Commentary

Elaine Wah

Modern Markets, Modern Metrics - A Blog By IEX

In this blog by IEX's Elaine Wah, the newest public exchange looks to refute public claims that the metrics it uses are designed to inflate its own volume numbers and mislead people.

Traders Poll

Do you think it's a good idea to conduct an access fee pilot to assess the pricing models used by many trading venues?

Yes

67%

No

0%

Should have had a pilot program a long time ago.

33%

Free Site Registration

January 30, 2008

Specialist Rules Eased at NYSE

By Peter Chapman

The New York Stock Exchange, on the same day Lehman Brothers announced its takeover of Van der Moolen Specialists USA, won approval from the Securities and Exchange Commission to streamline its regulatory process for new specialists.

Behind the abrupt move, the NYSE said in a filing, was the abandonment of their stocks by two of the NYSE's seven specialists, the possibility that others could do the same and the need to make it easier for certain newcomers to become specialists.

NYSE Regulation now has the authority to grant a broker-dealer a temporary exemption from rules requiring it to cordon off a new specialist organization from its other trading operations.

Under NYSE Rule 98, broker-dealers that operate upstairs trading or floor-broker operations must house their specialist units within a separate broker-dealer.

Rule 98 establishes barriers between specialists and their upstairs colleagues to prevent collusion between the two.

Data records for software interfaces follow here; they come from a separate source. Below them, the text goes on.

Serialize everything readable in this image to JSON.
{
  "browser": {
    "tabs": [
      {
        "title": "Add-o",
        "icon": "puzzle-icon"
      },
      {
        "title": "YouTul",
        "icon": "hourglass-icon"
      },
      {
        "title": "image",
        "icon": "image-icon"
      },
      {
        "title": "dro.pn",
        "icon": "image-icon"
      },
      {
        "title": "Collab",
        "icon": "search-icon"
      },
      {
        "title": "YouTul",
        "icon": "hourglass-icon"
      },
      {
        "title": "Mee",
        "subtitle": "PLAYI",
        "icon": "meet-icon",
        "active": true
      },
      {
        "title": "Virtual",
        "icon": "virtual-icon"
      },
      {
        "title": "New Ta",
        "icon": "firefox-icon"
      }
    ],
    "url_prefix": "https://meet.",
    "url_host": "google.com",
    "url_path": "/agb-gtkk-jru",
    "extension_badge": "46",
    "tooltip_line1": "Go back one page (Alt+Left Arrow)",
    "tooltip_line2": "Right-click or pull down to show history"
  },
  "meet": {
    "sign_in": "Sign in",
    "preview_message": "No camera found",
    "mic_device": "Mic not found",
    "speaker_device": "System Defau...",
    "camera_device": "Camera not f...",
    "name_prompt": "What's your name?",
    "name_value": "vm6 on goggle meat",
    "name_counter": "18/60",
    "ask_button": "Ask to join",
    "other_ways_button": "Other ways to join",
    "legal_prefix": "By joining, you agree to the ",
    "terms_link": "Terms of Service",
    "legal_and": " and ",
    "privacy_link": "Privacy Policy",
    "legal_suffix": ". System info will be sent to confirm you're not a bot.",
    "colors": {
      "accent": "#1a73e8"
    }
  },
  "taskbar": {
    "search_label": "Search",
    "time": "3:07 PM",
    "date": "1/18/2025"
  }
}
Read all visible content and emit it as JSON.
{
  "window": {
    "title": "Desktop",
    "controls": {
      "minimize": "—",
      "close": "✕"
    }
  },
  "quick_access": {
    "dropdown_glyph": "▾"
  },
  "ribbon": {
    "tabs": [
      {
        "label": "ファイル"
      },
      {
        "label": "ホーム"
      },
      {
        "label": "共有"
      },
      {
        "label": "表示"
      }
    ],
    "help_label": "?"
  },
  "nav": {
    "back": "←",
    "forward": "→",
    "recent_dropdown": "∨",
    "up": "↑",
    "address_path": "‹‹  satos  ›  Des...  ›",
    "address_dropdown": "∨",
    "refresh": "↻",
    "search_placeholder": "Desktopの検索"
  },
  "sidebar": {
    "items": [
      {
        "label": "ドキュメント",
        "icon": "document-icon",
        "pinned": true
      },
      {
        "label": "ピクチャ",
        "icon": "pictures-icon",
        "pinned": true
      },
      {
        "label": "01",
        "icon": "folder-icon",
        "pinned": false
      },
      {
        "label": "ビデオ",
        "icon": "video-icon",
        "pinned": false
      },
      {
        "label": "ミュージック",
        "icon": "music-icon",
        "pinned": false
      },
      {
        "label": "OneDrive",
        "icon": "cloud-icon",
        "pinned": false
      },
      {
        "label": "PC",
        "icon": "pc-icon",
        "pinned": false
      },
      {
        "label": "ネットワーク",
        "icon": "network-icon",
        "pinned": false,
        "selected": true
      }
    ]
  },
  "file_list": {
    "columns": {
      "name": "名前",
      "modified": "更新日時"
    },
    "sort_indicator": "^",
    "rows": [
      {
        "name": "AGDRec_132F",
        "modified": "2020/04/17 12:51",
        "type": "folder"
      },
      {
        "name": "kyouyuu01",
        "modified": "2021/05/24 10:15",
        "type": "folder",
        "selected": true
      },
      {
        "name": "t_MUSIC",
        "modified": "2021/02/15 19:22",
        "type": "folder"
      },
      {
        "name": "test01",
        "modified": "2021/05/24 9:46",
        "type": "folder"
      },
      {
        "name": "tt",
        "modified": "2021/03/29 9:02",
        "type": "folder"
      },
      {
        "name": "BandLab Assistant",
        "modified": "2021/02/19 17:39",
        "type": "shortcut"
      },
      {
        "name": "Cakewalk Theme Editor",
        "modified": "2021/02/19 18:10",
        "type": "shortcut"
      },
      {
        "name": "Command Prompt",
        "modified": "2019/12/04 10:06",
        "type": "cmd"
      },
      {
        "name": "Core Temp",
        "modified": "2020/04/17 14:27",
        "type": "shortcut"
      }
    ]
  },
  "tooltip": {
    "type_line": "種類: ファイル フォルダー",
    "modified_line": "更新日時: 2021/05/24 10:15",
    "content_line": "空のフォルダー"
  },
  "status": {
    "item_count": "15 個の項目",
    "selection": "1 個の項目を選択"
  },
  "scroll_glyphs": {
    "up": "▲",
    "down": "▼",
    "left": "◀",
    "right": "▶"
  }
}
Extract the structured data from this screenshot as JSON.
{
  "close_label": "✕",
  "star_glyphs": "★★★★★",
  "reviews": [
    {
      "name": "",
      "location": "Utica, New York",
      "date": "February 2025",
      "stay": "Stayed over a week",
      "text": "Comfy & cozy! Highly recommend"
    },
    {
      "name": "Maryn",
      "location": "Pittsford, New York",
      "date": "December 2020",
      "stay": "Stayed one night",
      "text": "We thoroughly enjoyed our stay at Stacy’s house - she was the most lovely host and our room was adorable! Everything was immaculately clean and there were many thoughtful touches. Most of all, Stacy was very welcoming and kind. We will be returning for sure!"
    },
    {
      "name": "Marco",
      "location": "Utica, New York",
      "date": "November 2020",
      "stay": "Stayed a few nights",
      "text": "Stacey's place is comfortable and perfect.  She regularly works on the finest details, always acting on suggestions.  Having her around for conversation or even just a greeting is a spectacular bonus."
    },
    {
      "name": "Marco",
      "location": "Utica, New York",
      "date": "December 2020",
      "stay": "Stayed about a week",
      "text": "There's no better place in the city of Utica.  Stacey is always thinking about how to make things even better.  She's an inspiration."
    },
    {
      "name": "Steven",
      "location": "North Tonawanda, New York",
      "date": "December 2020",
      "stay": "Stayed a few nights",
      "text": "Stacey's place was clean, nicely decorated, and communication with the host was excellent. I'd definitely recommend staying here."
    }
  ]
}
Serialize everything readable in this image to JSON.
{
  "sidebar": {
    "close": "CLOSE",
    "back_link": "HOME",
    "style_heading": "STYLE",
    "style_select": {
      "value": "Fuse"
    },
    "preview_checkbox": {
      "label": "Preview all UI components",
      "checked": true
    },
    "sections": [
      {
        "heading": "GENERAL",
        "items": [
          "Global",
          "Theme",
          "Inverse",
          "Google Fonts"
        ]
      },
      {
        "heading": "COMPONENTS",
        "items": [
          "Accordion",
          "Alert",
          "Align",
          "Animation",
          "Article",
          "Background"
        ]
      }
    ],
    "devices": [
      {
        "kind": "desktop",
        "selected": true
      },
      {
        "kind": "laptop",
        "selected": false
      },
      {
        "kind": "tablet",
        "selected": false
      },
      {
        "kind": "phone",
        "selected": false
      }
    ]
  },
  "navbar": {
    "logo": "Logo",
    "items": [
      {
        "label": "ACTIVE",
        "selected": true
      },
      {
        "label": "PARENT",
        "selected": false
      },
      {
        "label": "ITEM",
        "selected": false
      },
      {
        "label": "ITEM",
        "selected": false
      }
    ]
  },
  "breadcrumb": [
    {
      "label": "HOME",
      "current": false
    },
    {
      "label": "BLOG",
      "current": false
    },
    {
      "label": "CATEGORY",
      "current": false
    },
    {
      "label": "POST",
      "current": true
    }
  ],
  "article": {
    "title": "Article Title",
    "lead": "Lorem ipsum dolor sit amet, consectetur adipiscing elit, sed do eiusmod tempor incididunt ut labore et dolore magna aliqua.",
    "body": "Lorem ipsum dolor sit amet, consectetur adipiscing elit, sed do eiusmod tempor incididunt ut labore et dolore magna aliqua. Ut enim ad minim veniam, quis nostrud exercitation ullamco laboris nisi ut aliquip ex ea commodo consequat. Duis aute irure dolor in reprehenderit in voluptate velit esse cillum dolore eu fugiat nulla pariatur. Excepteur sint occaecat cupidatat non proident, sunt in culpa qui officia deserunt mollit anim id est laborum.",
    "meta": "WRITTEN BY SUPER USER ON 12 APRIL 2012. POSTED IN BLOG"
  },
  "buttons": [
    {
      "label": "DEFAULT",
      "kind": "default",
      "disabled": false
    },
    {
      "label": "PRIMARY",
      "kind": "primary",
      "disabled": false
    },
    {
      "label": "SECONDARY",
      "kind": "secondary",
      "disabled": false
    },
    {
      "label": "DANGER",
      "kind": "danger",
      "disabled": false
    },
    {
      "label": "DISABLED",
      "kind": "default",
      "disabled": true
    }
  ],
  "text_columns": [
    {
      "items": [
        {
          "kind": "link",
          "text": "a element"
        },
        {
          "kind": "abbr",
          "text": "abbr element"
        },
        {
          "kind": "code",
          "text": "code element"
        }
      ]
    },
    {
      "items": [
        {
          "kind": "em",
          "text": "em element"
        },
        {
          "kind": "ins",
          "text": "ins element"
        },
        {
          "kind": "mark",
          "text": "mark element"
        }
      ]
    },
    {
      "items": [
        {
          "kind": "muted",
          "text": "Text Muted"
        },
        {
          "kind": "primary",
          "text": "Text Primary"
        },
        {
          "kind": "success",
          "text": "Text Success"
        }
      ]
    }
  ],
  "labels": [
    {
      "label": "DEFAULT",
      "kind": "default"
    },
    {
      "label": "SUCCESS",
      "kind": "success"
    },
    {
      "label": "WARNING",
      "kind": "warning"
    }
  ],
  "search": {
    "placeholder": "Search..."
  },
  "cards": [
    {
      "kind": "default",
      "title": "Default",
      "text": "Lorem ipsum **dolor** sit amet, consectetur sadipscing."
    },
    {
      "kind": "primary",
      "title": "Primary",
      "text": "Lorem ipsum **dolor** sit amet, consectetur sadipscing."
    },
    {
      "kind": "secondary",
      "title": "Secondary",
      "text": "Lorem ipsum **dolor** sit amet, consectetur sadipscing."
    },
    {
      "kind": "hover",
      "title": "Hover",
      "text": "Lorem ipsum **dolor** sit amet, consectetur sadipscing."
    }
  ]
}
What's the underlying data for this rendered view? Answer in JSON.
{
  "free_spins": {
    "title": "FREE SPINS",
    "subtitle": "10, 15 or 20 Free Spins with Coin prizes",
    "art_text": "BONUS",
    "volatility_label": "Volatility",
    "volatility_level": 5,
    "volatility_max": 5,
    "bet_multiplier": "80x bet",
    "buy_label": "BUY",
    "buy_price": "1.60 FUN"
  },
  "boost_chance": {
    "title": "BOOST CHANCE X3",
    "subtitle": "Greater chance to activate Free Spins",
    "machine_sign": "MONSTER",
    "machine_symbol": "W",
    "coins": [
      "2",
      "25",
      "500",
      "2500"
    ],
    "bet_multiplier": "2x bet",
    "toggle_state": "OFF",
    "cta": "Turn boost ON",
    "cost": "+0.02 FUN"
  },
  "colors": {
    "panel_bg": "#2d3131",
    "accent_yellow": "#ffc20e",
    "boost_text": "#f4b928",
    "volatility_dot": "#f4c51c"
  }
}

The NYSE claims the dictates of Rule 98 have the "potential to impede the approval process for a prospective specialist firm." The exemption still requires the specialist to maintain an arm's-length relationship with other related entities within the broker-dealer.

Late last year, two of the exchanges' seven specialist firms-Van der Moolen and SIG Specialists-gave up their stocks. Van der Moolen traded 416 stocks. SIG, a unit of Susquehanna International Group, traded 147. The NYSE allocated SIG's stocks to Kellogg Specialist Group.

On December 4, Lehman announced it would buy certain assets of Van der Moolen Holdings, allowing it to establish a market-making operation on the NYSE floor.

Lehman also runs a large upstairs trading operation.

(c) 2008 Traders Magazine and SourceMedia, Inc. All Rights Reserved.

http://www.tradersmagazine.com http://www.sourcemedia.com